## snapshot from Guérande (3)

Posted in pictures, Running, Travel with tags , , , , , on May 29, 2012 by xi'an

## optimal direction Gibbs

Posted in Statistics, University life with tags , , , , , , on May 29, 2012 by xi'an

An interesting paper appeared on arXiv today. Entitled On optimal direction gibbs sampling, by Andrés Christen, Colin Fox, Diego Andrés Pérez-Ruiz and Mario Santana-Cibrian, it defines optimality as picking the direction that brings the maximum independence between two successive realisations in the Gibbs sampler. More precisely, it aims at choosing the direction e that minimises the mutual information criterion

$\int\int f_{Y,X}(y,x)\log\dfrac{f_{Y,X}(y,x)}{f_Y(y)f_X(x)}\,\text{d}x\,\text{d}y$

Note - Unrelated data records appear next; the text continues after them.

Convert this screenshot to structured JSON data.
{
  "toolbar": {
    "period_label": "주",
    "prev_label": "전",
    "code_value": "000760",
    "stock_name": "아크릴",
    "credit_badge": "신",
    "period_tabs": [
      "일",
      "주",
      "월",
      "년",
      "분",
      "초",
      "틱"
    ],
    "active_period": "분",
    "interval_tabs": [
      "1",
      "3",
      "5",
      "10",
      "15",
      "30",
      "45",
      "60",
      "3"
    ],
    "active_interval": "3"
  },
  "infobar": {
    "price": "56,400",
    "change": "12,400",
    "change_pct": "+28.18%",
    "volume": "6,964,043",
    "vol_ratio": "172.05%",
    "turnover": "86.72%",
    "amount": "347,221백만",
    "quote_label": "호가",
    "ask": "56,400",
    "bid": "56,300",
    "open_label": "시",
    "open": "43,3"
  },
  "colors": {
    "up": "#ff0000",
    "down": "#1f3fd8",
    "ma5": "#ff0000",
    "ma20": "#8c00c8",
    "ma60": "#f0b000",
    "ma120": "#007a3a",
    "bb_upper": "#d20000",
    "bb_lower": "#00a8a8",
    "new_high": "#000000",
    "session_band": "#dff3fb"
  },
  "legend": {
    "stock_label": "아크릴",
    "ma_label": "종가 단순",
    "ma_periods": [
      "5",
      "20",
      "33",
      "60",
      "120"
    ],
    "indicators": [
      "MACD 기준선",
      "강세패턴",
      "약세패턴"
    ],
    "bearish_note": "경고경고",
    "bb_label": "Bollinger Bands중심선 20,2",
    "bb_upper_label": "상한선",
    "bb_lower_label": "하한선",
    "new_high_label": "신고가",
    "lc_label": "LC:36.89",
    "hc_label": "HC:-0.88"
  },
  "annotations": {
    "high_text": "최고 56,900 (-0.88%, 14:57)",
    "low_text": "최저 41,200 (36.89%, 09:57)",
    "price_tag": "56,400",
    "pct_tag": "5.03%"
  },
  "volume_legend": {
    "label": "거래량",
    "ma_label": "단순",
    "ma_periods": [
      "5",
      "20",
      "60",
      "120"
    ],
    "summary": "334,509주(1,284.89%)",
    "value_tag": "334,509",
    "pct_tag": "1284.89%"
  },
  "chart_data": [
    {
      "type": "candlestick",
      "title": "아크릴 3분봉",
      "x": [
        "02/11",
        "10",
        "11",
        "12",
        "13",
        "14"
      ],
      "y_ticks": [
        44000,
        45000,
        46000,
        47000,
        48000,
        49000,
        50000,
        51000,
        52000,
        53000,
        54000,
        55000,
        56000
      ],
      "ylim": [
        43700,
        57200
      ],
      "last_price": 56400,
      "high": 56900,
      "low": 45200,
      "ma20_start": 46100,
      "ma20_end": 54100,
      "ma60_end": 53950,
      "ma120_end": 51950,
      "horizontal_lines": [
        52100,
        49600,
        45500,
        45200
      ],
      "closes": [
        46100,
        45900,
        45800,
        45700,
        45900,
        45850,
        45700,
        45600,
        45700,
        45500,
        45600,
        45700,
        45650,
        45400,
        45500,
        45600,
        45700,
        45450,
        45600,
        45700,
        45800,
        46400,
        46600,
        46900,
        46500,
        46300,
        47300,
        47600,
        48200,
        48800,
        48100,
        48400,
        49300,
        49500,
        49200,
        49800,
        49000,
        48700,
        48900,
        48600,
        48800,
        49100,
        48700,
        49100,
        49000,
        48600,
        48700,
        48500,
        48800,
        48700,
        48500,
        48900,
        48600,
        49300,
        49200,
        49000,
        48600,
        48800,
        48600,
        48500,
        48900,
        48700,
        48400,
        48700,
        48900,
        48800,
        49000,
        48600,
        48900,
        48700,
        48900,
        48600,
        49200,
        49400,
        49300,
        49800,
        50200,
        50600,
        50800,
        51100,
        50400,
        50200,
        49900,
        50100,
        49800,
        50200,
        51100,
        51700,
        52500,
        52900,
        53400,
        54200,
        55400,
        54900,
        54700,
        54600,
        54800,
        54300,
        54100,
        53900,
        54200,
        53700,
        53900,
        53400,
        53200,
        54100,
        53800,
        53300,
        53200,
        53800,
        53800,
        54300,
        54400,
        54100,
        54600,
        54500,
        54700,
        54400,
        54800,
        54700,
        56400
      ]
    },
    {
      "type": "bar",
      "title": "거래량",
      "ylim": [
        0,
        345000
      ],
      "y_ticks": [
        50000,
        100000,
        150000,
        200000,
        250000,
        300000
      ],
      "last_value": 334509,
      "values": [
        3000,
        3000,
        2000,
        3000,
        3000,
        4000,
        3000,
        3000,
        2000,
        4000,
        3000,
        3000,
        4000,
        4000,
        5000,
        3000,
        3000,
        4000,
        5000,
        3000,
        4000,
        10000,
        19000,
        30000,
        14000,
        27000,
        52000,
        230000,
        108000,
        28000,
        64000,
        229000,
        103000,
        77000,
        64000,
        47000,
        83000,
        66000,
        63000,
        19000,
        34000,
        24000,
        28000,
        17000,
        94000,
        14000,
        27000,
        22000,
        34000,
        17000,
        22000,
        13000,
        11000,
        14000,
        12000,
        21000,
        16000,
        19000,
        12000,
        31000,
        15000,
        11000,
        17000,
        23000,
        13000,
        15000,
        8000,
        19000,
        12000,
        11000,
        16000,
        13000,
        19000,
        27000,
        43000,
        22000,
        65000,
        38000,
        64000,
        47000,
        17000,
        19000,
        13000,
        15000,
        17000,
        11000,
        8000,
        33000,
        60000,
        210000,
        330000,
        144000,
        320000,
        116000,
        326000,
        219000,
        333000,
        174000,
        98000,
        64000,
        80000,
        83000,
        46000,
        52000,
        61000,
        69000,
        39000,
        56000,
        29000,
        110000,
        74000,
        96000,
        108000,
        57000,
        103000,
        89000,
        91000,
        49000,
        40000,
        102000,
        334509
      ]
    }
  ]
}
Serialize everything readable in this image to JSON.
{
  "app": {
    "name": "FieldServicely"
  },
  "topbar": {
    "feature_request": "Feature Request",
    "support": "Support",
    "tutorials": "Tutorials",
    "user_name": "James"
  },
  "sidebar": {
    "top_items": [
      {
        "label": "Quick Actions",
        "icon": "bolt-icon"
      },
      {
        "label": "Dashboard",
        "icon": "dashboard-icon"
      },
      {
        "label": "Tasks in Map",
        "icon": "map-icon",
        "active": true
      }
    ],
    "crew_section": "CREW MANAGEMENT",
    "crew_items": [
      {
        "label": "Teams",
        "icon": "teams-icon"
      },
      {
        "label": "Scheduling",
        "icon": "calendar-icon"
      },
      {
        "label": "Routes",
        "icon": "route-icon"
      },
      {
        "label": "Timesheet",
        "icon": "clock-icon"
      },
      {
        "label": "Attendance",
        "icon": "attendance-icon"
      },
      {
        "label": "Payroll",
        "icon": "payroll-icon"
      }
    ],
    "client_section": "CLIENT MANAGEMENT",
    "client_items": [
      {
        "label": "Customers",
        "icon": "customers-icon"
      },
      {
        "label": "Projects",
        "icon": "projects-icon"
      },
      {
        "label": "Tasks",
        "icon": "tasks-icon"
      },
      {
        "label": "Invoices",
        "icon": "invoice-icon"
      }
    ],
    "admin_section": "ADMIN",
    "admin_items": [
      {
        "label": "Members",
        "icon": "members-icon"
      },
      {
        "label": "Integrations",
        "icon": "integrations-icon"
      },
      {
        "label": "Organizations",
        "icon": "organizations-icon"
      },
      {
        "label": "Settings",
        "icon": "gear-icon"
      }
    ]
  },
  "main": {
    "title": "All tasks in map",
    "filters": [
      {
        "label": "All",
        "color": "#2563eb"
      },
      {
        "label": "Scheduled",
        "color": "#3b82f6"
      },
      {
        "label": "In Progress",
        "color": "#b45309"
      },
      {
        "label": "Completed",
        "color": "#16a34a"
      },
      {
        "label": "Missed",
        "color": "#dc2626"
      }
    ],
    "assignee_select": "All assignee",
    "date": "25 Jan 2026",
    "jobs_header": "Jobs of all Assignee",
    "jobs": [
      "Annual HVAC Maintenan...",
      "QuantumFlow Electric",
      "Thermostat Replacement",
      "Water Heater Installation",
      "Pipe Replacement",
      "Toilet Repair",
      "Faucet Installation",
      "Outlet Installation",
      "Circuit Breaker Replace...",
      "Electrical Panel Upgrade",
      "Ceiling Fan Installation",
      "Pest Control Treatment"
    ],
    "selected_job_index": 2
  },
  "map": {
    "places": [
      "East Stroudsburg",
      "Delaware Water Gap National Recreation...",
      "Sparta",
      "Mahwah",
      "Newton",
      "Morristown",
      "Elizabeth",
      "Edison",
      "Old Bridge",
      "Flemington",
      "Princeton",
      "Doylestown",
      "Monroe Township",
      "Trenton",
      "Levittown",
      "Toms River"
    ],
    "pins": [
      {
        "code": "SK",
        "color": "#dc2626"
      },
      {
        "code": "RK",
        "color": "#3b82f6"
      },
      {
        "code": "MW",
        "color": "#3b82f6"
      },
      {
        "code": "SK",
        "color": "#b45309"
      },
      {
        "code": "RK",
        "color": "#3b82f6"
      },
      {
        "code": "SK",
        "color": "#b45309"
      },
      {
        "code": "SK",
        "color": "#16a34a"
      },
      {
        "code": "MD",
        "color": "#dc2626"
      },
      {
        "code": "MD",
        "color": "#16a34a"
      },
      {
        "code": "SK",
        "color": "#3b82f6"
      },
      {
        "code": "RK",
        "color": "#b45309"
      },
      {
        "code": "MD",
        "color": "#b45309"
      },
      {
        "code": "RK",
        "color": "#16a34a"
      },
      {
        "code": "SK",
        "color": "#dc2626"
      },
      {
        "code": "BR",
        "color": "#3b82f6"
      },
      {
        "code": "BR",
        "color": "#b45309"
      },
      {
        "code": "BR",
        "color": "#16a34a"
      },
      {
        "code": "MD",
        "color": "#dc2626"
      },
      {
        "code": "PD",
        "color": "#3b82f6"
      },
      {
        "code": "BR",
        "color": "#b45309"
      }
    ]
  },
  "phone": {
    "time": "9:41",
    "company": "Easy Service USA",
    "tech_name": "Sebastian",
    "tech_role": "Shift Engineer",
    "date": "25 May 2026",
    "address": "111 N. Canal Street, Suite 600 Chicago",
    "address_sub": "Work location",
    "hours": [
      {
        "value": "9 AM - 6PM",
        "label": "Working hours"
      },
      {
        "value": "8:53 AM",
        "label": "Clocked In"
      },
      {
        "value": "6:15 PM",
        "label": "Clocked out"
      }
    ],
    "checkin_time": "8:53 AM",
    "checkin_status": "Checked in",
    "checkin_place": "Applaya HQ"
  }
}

I have a bit of an issue about this choice because it clashes with measure theory. Indeed, in one Gibbs step associated with e the transition kernel is defined in terms of the Lebesgue measure over the line induced by e. Hence the joint density of the pair of successive realisations is defined in terms of the product of the Lebesgue measure on the overall space and of the Lebesgue measure over the line induced by e… While the product in the denominator is defined against the product of the Lebesgue measure on the overall space and itself. The two densities are therefore not comparable since not defined against equivalent measures… The difference between numerator and denominator is actually clearly expressed in the normal example (page 3) when the chain operates over a n dimensional space, but where the conditional distribution of the next realisation is one-dimensional, thus does not relate with the multivariate normal target on the denominator. I therefore do not agree with the derivation of the mutual information henceforth produced as (3).

The above difficulty is indirectly perceived by the authors, who note “we cannot simply choose the best direction: the resulting Gibbs sampler would not be irreducible” (page 5), an objection I had from an earlier page… They instead pick directions at random over the unit sphere and (for the normal case) suggest using a density over those directions such that

$h^*(\mathbf{e})\propto(\mathbf{e}^\prime A\mathbf{e})^{1/2}$

which cannot truly be called “optimal”.

More globally, searching for “optimal” directions (or more generally transforms) is quite a worthwhile idea, esp. when linked with adaptive strategies…